Ideally, you will have ensured that you have two recovery points on the front and back of your vehicle. The benefit of using both recovery points is that the load is spread and thus placing an even force on the chassis. I don’t need to tell you that a bent chassis is not cool. An equaliser strap (or bridle) is used between the two points, with the snatch strap or winch attached to this.
Don’t use a snatch strap when you should use a winch
Mud comes to mind here. A little bit of mud is okay, but a lot of mud creates a lot of suction. An unbelievable amount of suction actually! In this case, you’re better off with a shovel, a set of Exitrax and your winch.
The reason why is that a winch offers gradual pressure until the mud suction is broken. So you dig away the mud as best you can with your shovel, lay your Exitrax and hopefully winch out. A snatch strap, on the other hand, applies a large amount of force quite sharply. So if you don’t get out first go in a timely manner, that force is absorbed by your recovery point and snatch strap, placing extra stress on your vehicle.

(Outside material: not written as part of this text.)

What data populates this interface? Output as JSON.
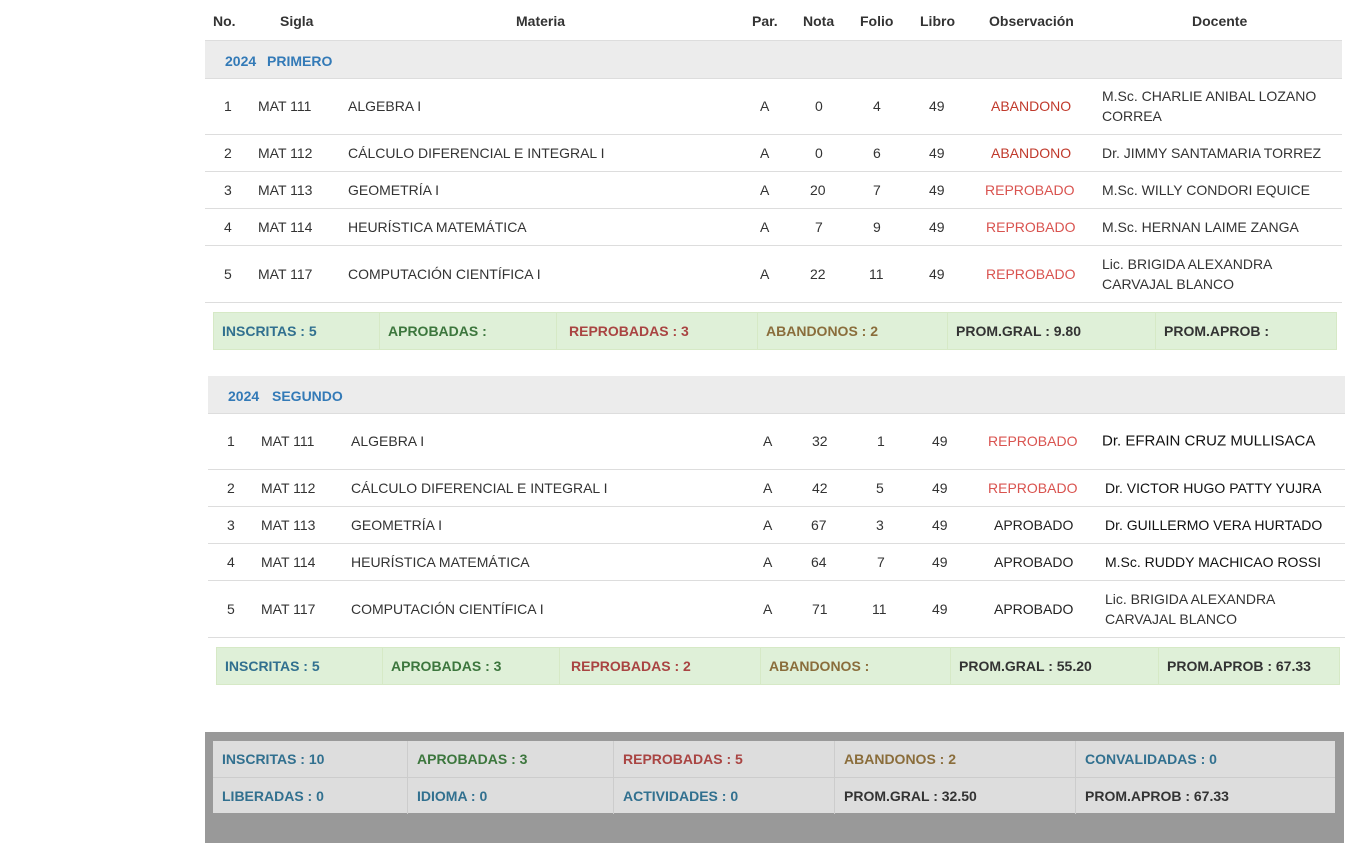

Some of these recovery mistakes to stop making are more important than others in terms of safety and many of us are guilty as charged while we are learning the ropes or in a pinch. However, recovery gear has come a long way so make sure you have the latest (and safest) gear for the job. But hopefully, you won’t need to use it!